Enjoy unlimited access: just £1 for 12 weeks

Subscribe now

For the second year in a row, a record amount of ‘treasure’ has been found in Britain’s fields and ditches by members of the public.

The latest figures reveal 78,000 archaeological items were found during 2017, with 1267 items of treasure unearthed across England, Wales and Northern Ireland during the year. 

Treasure is defined as gold and silver objects over 300 years old, or groups of coins and prehistoric metalwork. 

The growth in amateur treasure hunters using metal detectors has boosted the numbers. More than 90% of the finds registered as portable antiquities were found by metal detectorists and Norfolk was the county which produced the most finds, followed by Lincolnshire and Suffolk.

Some of the most significant recent treasure finds include a Bronze Age gold bulla, a type of pendant. The British Museum said it was found in the Shropshire Marches. The 3500-year-old item is an “exquisite example of workmanship which suggests the area in which it was found was used for rituals”.

Another recent discovery is a 2000-year-old Roman statue of the goddess Minerva which was kept for a decade in a margarine tub after mistakenly being identified as a modern copy. First found on farmland in the early 2000s by a metal detectorist, its true significance only came to light after being seen in the home of the landowner by another detectorist many years later. It was then taken to the local finds liaison officer at the Oxfordshire Museums Service where it was confirmed to be a very rare find.


A 2000-year-old Roman statue of the goddess Minerva.

The figures are produced from the Treasure Annual Report and Portable Antiquities Annual Report. The British Museum manages the Portable Antiquities Scheme which is a voluntary initiative to record archaeological objects found by members of the public.

Under the Treasure Act, which came into law in 1996, the finder and landowner are eligible to be rewarded for the full market value of the find, normally on a 50:50 basis. It was created to encourage finders to declare treasure and make it easier for national or local museums to acquire important finds for the public benefit. Of the 14,000 Treasure finds over the past 20 years, 40% are now in museum collections.
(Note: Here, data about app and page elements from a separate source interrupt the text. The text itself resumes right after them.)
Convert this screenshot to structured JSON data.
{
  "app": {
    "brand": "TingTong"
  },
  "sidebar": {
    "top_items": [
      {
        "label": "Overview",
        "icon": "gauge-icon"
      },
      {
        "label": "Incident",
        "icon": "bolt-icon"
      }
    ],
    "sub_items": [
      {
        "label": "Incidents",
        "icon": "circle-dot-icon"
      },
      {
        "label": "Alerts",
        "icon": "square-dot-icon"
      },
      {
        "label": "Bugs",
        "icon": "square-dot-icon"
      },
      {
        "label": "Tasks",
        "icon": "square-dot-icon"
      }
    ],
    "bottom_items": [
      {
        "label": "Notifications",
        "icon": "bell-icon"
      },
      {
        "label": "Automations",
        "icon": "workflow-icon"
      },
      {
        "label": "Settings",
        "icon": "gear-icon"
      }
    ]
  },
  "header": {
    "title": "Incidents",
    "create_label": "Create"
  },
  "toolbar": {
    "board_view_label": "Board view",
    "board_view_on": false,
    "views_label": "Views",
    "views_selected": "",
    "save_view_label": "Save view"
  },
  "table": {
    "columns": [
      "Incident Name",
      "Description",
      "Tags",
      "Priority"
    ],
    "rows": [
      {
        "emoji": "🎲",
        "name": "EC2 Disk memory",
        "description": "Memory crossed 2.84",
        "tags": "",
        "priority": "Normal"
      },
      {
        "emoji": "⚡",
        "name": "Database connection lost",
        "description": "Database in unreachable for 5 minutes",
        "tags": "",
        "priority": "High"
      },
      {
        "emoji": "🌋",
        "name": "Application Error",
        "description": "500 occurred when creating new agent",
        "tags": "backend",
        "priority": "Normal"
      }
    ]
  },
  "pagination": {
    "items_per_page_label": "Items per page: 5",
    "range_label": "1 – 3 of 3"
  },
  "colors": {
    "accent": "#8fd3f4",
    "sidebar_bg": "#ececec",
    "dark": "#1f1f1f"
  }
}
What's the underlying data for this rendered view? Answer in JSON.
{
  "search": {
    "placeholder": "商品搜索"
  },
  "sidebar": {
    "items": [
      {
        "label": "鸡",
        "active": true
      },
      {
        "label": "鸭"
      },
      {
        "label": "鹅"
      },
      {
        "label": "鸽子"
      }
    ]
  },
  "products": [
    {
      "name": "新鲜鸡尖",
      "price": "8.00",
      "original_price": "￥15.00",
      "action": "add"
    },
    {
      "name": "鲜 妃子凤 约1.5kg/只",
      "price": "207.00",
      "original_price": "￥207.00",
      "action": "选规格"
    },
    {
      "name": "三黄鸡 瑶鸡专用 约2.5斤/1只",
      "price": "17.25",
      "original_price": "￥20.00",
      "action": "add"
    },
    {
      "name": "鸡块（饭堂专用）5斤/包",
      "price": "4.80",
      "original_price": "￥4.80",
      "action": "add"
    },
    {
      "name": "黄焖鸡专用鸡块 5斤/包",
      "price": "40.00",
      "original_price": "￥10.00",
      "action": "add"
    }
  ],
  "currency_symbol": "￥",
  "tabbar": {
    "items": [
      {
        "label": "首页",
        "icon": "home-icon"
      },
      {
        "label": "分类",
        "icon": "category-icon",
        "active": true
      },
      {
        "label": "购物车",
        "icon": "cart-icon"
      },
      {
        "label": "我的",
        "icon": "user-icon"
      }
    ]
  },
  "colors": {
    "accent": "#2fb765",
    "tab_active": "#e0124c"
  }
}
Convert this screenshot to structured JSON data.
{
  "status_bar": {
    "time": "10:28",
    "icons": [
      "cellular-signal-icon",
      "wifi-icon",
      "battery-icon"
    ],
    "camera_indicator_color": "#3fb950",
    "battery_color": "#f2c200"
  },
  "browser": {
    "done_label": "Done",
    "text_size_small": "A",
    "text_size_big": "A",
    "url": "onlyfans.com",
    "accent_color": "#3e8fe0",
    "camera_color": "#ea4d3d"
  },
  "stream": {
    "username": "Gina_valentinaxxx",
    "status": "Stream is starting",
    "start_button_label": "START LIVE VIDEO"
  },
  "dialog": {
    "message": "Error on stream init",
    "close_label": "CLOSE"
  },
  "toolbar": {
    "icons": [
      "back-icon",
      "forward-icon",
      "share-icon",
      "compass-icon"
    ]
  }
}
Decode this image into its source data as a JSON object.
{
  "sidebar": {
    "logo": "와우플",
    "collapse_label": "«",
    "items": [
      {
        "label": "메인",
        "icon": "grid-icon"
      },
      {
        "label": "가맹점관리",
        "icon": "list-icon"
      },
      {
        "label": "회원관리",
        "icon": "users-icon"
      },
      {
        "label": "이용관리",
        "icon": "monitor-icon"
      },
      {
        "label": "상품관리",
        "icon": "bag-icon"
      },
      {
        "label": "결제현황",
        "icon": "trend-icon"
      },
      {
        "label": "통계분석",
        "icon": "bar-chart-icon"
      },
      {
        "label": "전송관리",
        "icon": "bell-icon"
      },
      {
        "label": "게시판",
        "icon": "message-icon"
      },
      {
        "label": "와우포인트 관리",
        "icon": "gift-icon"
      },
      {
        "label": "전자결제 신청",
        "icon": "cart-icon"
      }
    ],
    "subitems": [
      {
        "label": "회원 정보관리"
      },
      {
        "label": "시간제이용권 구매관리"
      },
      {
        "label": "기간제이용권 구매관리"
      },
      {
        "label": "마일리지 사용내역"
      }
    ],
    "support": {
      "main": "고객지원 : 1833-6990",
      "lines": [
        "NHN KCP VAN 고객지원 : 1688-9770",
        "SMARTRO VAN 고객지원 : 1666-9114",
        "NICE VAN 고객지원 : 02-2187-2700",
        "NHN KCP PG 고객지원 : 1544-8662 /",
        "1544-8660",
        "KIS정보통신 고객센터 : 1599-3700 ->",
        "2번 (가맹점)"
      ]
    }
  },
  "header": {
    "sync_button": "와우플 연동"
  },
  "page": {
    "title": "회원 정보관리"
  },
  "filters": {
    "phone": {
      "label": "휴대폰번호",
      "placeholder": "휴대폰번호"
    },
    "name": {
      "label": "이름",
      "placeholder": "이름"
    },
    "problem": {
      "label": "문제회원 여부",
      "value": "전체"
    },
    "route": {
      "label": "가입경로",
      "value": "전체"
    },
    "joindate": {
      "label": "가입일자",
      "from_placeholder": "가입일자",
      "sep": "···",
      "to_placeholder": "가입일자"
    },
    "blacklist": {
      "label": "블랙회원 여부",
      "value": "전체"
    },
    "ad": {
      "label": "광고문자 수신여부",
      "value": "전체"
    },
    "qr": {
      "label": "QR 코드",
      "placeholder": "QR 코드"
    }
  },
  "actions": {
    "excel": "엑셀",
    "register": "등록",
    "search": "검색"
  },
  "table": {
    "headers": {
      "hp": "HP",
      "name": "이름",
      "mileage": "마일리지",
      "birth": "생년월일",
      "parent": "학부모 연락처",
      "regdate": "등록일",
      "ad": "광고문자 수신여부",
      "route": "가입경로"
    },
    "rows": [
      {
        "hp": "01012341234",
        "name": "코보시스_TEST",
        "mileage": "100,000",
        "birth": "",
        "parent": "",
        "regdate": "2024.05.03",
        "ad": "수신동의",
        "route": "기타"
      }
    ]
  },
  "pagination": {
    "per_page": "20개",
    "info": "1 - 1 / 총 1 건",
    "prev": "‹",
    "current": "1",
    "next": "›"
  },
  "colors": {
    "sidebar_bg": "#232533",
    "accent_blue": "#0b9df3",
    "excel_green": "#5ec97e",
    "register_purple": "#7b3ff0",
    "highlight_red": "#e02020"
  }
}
Hartwig Fischer, director of the British Museum, said: “Another record-breaking year of treasure finds is wonderful news for our knowledge and understanding of Britain’s past.”